» **Work to be completed**
Copy everything in the data below exactly except the pictures.

» **Records supplied**

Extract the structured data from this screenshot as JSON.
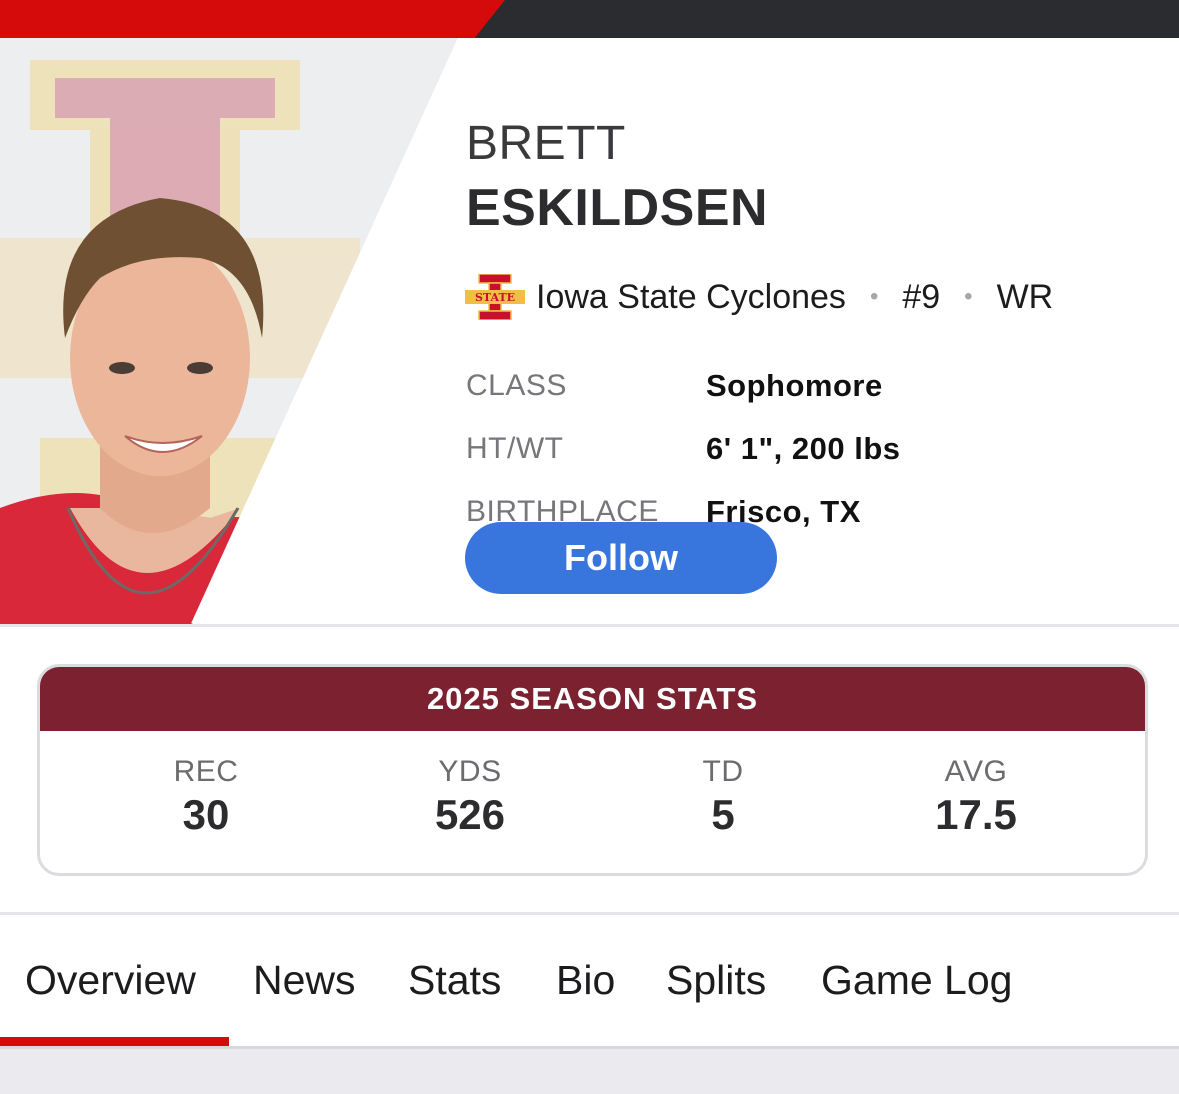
{
  "colors": {
    "brand_red": "#d50a0a",
    "topbar_dark": "#2b2c2f",
    "team_cardinal": "#7c2130",
    "team_gold": "#f1be48",
    "follow_blue": "#3876dd"
  },
  "player": {
    "first_name": "BRETT",
    "last_name": "ESKILDSEN",
    "team": "Iowa State Cyclones",
    "number": "#9",
    "position": "WR",
    "separator": "•"
  },
  "bio": [
    {
      "label": "CLASS",
      "value": "Sophomore"
    },
    {
      "label": "HT/WT",
      "value": "6' 1\", 200 lbs"
    },
    {
      "label": "BIRTHPLACE",
      "value": "Frisco, TX"
    }
  ],
  "follow_label": "Follow",
  "stats": {
    "title": "2025 SEASON STATS",
    "items": [
      {
        "label": "REC",
        "value": "30"
      },
      {
        "label": "YDS",
        "value": "526"
      },
      {
        "label": "TD",
        "value": "5"
      },
      {
        "label": "AVG",
        "value": "17.5"
      }
    ]
  },
  "tabs": [
    {
      "label": "Overview",
      "active": true
    },
    {
      "label": "News"
    },
    {
      "label": "Stats"
    },
    {
      "label": "Bio"
    },
    {
      "label": "Splits"
    },
    {
      "label": "Game Log"
    }
  ]
}
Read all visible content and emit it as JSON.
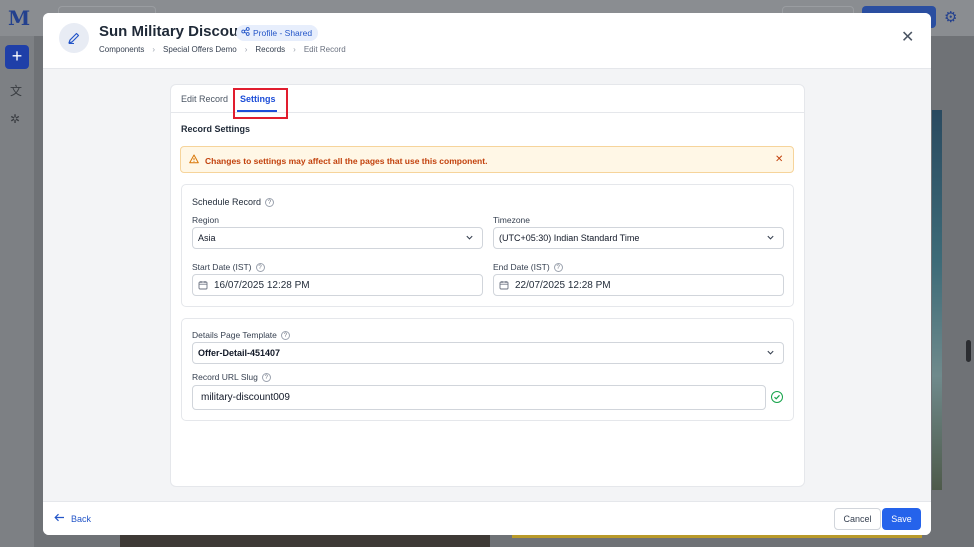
{
  "background": {
    "logo": "M",
    "accent_color": "#23408e"
  },
  "header": {
    "title": "Sun Military Discount",
    "badge": "Profile - Shared",
    "breadcrumb": [
      "Components",
      "Special Offers Demo",
      "Records",
      "Edit Record"
    ]
  },
  "tabs": [
    {
      "label": "Edit Record",
      "active": false
    },
    {
      "label": "Settings",
      "active": true
    }
  ],
  "section_title": "Record Settings",
  "alert": {
    "text": "Changes to settings may affect all the pages that use this component.",
    "color": "#c2410c"
  },
  "schedule": {
    "title": "Schedule Record",
    "region_label": "Region",
    "region_value": "Asia",
    "timezone_label": "Timezone",
    "timezone_value": "(UTC+05:30) Indian Standard Time",
    "start_label": "Start Date (IST)",
    "start_value": "16/07/2025 12:28 PM",
    "end_label": "End Date (IST)",
    "end_value": "22/07/2025 12:28 PM"
  },
  "details": {
    "template_label": "Details Page Template",
    "template_value": "Offer-Detail-451407",
    "slug_label": "Record URL Slug",
    "slug_value": "military-discount009"
  },
  "footer": {
    "back_label": "Back",
    "cancel_label": "Cancel",
    "save_label": "Save",
    "primary_color": "#2563eb"
  }
}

» **Completed exercise**
Extract the structured data from this screenshot as JSON.
{
  "colors": {
    "brand_red": "#d50a0a",
    "topbar_dark": "#2b2c2f",
    "team_cardinal": "#7c2130",
    "team_gold": "#f1be48",
    "follow_blue": "#3876dd"
  },
  "player": {
    "first_name": "BRETT",
    "last_name": "ESKILDSEN",
    "team": "Iowa State Cyclones",
    "number": "#9",
    "position": "WR",
    "separator": "•"
  },
  "bio": [
    {
      "label": "CLASS",
      "value": "Sophomore"
    },
    {
      "label": "HT/WT",
      "value": "6' 1\", 200 lbs"
    },
    {
      "label": "BIRTHPLACE",
      "value": "Frisco, TX"
    }
  ],
  "follow_label": "Follow",
  "stats": {
    "title": "2025 SEASON STATS",
    "items": [
      {
        "label": "REC",
        "value": "30"
      },
      {
        "label": "YDS",
        "value": "526"
      },
      {
        "label": "TD",
        "value": "5"
      },
      {
        "label": "AVG",
        "value": "17.5"
      }
    ]
  },
  "tabs": [
    {
      "label": "Overview",
      "active": true
    },
    {
      "label": "News"
    },
    {
      "label": "Stats"
    },
    {
      "label": "Bio"
    },
    {
      "label": "Splits"
    },
    {
      "label": "Game Log"
    }
  ]
}
Read all visible content and emit it as JSON.
{
  "background": {
    "logo": "M",
    "accent_color": "#23408e"
  },
  "header": {
    "title": "Sun Military Discount",
    "badge": "Profile - Shared",
    "breadcrumb": [
      "Components",
      "Special Offers Demo",
      "Records",
      "Edit Record"
    ]
  },
  "tabs": [
    {
      "label": "Edit Record",
      "active": false
    },
    {
      "label": "Settings",
      "active": true
    }
  ],
  "section_title": "Record Settings",
  "alert": {
    "text": "Changes to settings may affect all the pages that use this component.",
    "color": "#c2410c"
  },
  "schedule": {
    "title": "Schedule Record",
    "region_label": "Region",
    "region_value": "Asia",
    "timezone_label": "Timezone",
    "timezone_value": "(UTC+05:30) Indian Standard Time",
    "start_label": "Start Date (IST)",
    "start_value": "16/07/2025 12:28 PM",
    "end_label": "End Date (IST)",
    "end_value": "22/07/2025 12:28 PM"
  },
  "details": {
    "template_label": "Details Page Template",
    "template_value": "Offer-Detail-451407",
    "slug_label": "Record URL Slug",
    "slug_value": "military-discount009"
  },
  "footer": {
    "back_label": "Back",
    "cancel_label": "Cancel",
    "save_label": "Save",
    "primary_color": "#2563eb"
  }
}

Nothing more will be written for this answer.